This commentary will explore the inflation and its causes in China, as well as evaluating it in terms of pros and cons. This article on inflation from BBC News on May 11, 2011 states that China’s inflation has slightly cooled due to the government’s efforts to ease inflation. This inflation that has been a concern for China comes about from the surge in economic growth, where the GDP and the living state of people increase, and the rise in prices.
Inflation is when the general prices of goods and services increase within an economy. There are essentially two types of inflation – demand pull inflation and cost push inflation. In theory, when the aggregate demand, the total demand for a good or service in a given time period, increases, and when the aggregate supply, the total amount of goods and services that an industry can produce at a given time period, decreases, there is inflation within the economy.
Figure 1 shows a cost-push inflation, where the aggregate supply decreases. Because this AS curve shifted to the left, the real GDP has decreased from Y1 to Y2, but the price levels have increased from P1 to P2. As the article explains that “rising food, fuel, and housing prices” has been problematic, this shows that there has been a cost push inflation.
Another type of inflation is the demand-pull inflation shown in Figure 2. As you can see, the aggregate demand increases. This causes inflation as well because both the real GDP and the price levels increase from Y1 to Y2 and from P1 to P2. In China, there has been an economic growth, and we can assume that this has resulted in an increase in demand.

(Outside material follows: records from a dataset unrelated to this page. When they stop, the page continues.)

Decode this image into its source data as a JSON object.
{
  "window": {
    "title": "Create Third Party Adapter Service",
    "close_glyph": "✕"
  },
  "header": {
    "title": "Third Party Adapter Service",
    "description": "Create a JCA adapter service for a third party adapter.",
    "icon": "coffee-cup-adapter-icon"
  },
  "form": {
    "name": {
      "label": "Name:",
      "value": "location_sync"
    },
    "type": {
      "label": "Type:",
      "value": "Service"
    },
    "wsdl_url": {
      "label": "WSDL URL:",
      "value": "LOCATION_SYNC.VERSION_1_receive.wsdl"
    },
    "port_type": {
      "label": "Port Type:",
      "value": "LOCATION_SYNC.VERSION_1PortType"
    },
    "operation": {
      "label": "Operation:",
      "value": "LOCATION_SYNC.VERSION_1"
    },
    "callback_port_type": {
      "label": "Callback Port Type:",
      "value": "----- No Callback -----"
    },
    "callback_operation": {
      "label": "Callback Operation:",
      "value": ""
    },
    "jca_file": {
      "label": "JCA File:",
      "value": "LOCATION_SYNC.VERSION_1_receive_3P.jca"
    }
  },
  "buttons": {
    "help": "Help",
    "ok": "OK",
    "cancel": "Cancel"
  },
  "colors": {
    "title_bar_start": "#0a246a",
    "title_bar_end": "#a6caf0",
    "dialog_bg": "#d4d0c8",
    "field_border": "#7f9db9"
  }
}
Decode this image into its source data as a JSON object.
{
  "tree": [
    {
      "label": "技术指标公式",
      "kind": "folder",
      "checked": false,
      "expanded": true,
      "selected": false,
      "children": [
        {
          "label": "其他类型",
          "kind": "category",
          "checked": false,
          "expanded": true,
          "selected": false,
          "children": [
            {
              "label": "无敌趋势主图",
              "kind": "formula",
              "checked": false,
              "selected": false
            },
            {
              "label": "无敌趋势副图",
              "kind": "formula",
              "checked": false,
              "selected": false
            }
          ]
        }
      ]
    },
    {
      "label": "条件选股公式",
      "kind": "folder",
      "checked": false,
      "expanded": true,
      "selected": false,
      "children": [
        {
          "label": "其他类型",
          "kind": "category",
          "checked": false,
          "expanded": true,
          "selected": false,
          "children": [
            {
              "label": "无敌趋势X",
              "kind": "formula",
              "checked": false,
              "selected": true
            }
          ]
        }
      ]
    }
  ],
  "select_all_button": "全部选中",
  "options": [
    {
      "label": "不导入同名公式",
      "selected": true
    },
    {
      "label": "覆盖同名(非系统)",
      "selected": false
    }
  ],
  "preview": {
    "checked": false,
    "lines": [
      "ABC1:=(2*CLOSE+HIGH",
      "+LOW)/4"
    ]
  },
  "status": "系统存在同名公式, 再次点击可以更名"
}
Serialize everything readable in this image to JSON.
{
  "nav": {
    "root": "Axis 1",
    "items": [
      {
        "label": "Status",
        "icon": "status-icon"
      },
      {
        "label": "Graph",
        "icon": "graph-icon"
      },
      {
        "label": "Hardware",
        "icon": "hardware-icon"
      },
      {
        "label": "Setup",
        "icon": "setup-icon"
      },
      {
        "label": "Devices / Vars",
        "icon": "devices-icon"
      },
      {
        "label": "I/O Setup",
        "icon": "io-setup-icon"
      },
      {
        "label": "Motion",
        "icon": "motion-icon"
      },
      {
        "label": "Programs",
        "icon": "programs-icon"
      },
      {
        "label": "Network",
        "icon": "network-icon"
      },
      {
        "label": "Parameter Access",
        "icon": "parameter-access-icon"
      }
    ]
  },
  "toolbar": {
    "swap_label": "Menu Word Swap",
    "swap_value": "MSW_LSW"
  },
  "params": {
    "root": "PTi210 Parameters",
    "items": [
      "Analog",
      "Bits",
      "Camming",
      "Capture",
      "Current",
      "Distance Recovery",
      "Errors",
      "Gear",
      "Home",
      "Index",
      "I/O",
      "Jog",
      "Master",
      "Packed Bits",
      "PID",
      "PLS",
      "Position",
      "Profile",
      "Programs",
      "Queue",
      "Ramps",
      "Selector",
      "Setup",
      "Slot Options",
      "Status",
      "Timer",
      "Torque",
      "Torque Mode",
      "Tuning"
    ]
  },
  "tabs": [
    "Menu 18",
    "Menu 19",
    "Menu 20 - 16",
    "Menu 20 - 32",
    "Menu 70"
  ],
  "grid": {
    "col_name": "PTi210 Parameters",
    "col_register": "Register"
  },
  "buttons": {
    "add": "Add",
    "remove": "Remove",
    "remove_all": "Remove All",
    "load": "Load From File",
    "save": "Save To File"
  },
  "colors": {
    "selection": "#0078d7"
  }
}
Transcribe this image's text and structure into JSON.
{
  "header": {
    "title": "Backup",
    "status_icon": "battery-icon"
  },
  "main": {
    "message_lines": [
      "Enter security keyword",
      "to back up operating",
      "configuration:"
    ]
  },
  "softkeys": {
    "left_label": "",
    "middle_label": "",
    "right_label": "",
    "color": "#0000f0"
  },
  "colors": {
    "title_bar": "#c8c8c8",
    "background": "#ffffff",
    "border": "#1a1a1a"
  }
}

To decrease inflation, there can be two things that can be done. Fiscal policy, which is the use of government expenditure and taxation to manage the economy, and monetary policy, which is the use of interest rates and money supply changes to manage the overall level of demand in the economy. The use of both policies will in theory help reduce inflation.
In China, only the monetary policy is used to reduce inflation. In the article, it explains how “the government’s previously loose monetary policy was the fundamental driver behind price rises”. As shown in Figure 3, the AD curve has shifted to the left, as monetary policies usually deals with the demand side, which results in a fall in inflation. This can be seen as food, fuel and housing prices have remained high; however, it has fallen 0.5% from 11.7% last month to 11.2%, and in addition China’s central bank “raised the cost of borrowing four times since October, and asked banks to hold more money instead of lending it out”. Such policies led to a fall in the annual inflation rate to 5.3%.
To evaluate China’s actions in attempting to reduce inflation, pros and cons are an aspect to look at. The government of China’s attempts to decrease inflation with monetary policies has helped the demand side to fall which is a good thing; however, it does not really describe actions that would deal with the supply side. Inflation does not only deal with the demand side, and so there is a necessity to also deal with the supply side. To do so, they will need to deal with fiscal policy. Although it explains in the article that “investment in fixed assets such as roads, buildings and factories also climbed”, that is not enough to help the supply-side. However, assuming that China does not want to deal with the supply-side as much because they do not want to provoke any more unemployment, their actions in reducing inflation is successful.